◆ About this task
Omit every picture, then give all the entries again exactly.

◆ Data provided
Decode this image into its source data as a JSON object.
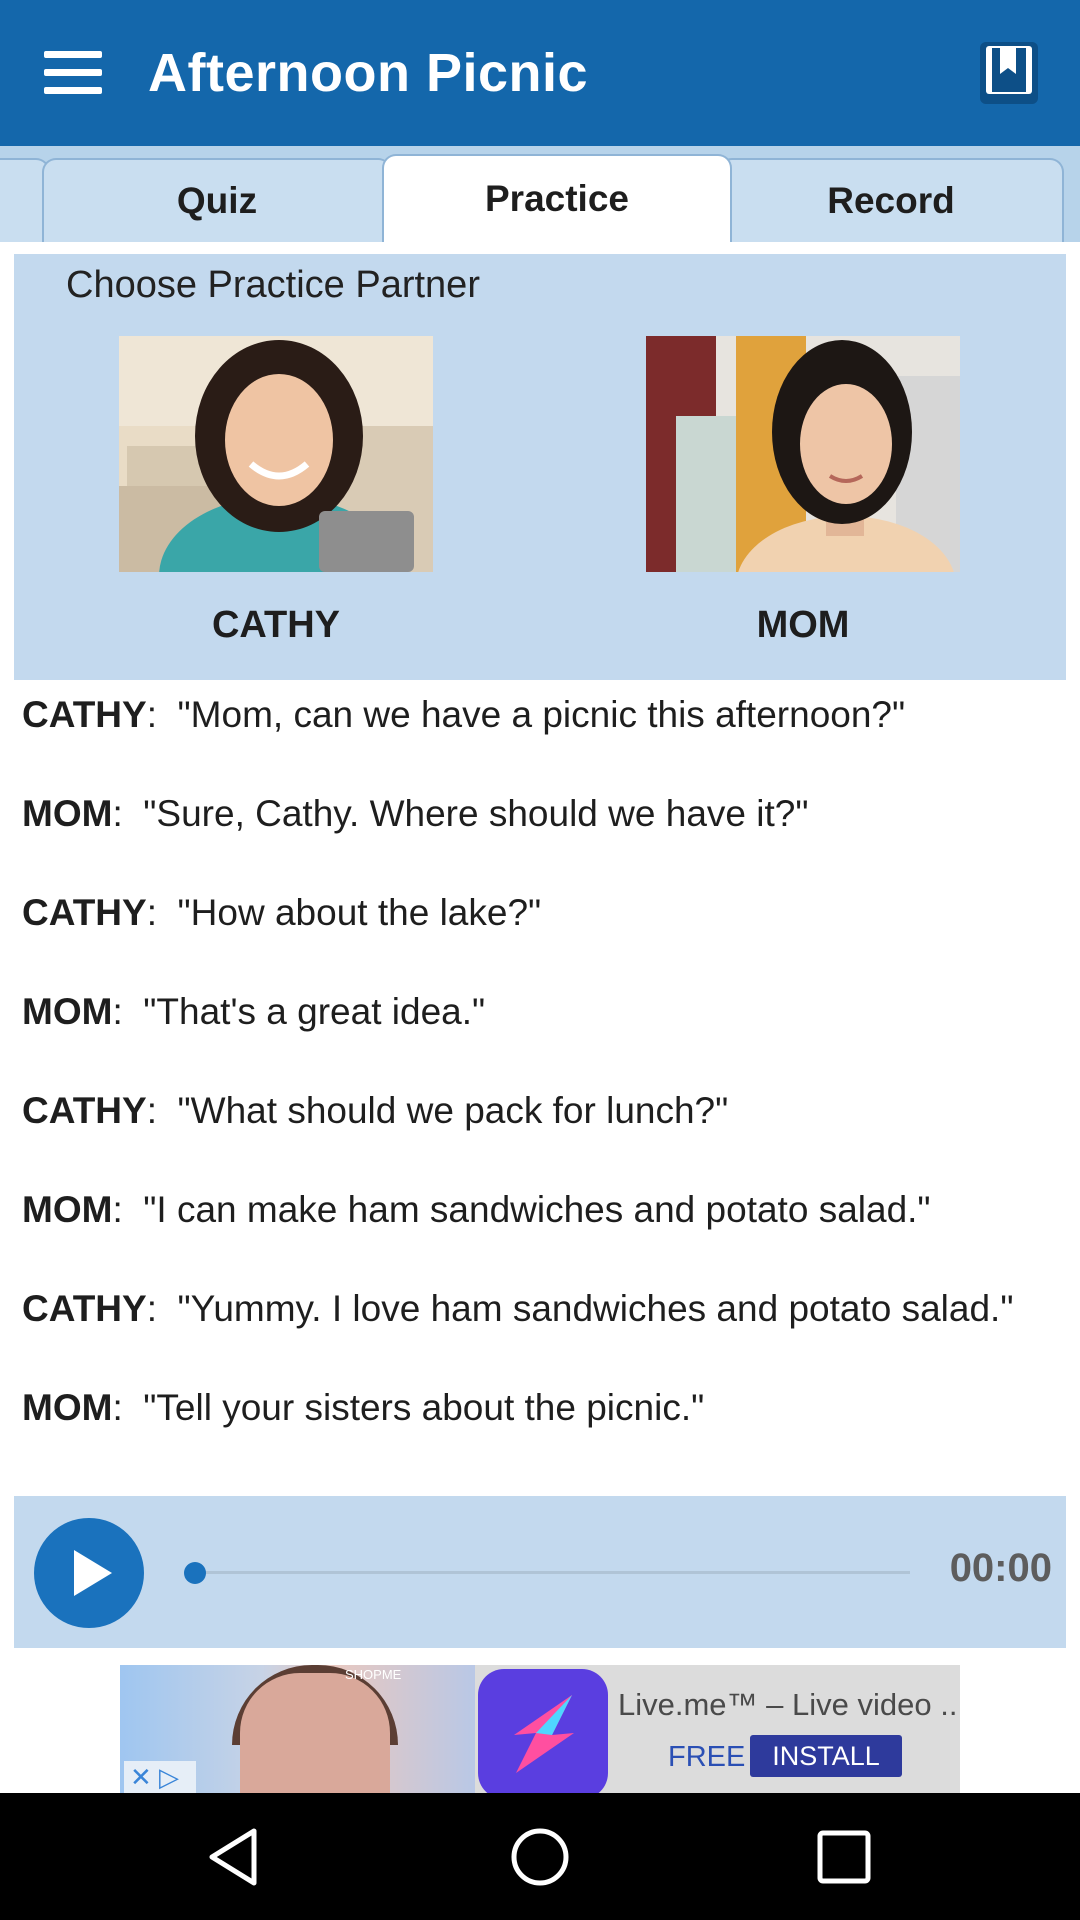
{
  "header": {
    "title": "Afternoon Picnic",
    "menu_icon": "hamburger-menu-icon",
    "book_icon": "bookmark-book-icon",
    "background": "#1467ab"
  },
  "tabs": [
    {
      "label": "Quiz",
      "selected": false
    },
    {
      "label": "Practice",
      "selected": true
    },
    {
      "label": "Record",
      "selected": false
    }
  ],
  "partner_panel": {
    "title": "Choose Practice Partner",
    "partners": [
      {
        "name": "CATHY"
      },
      {
        "name": "MOM"
      }
    ]
  },
  "dialogue": [
    {
      "speaker": "CATHY",
      "text": "\"Mom, can we have a picnic this afternoon?\""
    },
    {
      "speaker": "MOM",
      "text": "\"Sure, Cathy.  Where should we have it?\""
    },
    {
      "speaker": "CATHY",
      "text": "\"How about the lake?\""
    },
    {
      "speaker": "MOM",
      "text": "\"That's a great idea.\""
    },
    {
      "speaker": "CATHY",
      "text": "\"What should we pack for lunch?\""
    },
    {
      "speaker": "MOM",
      "text": "\"I can make ham sandwiches and potato salad.\""
    },
    {
      "speaker": "CATHY",
      "text": "\"Yummy. I love ham sandwiches and potato salad.\""
    },
    {
      "speaker": "MOM",
      "text": "\"Tell your sisters about the picnic.\""
    }
  ],
  "player": {
    "time": "00:00",
    "progress": 0,
    "play_icon": "play-icon",
    "accent": "#1a72bd"
  },
  "ad": {
    "source_tag": "SHOPME",
    "title": "Live.me™ – Live video ...",
    "price": "FREE",
    "install_label": "INSTALL"
  },
  "navbar": {
    "back_icon": "back-triangle-icon",
    "home_icon": "home-circle-icon",
    "recent_icon": "recent-apps-square-icon"
  }
}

◆ Response to the task
Decode this image into its source data as a JSON object.
{
  "header": {
    "title": "Afternoon Picnic",
    "menu_icon": "hamburger-menu-icon",
    "book_icon": "bookmark-book-icon",
    "background": "#1467ab"
  },
  "tabs": [
    {
      "label": "Quiz",
      "selected": false
    },
    {
      "label": "Practice",
      "selected": true
    },
    {
      "label": "Record",
      "selected": false
    }
  ],
  "partner_panel": {
    "title": "Choose Practice Partner",
    "partners": [
      {
        "name": "CATHY"
      },
      {
        "name": "MOM"
      }
    ]
  },
  "dialogue": [
    {
      "speaker": "CATHY",
      "text": "\"Mom, can we have a picnic this afternoon?\""
    },
    {
      "speaker": "MOM",
      "text": "\"Sure, Cathy.  Where should we have it?\""
    },
    {
      "speaker": "CATHY",
      "text": "\"How about the lake?\""
    },
    {
      "speaker": "MOM",
      "text": "\"That's a great idea.\""
    },
    {
      "speaker": "CATHY",
      "text": "\"What should we pack for lunch?\""
    },
    {
      "speaker": "MOM",
      "text": "\"I can make ham sandwiches and potato salad.\""
    },
    {
      "speaker": "CATHY",
      "text": "\"Yummy. I love ham sandwiches and potato salad.\""
    },
    {
      "speaker": "MOM",
      "text": "\"Tell your sisters about the picnic.\""
    }
  ],
  "player": {
    "time": "00:00",
    "progress": 0,
    "play_icon": "play-icon",
    "accent": "#1a72bd"
  },
  "ad": {
    "source_tag": "SHOPME",
    "title": "Live.me™ – Live video ...",
    "price": "FREE",
    "install_label": "INSTALL"
  },
  "navbar": {
    "back_icon": "back-triangle-icon",
    "home_icon": "home-circle-icon",
    "recent_icon": "recent-apps-square-icon"
  }
}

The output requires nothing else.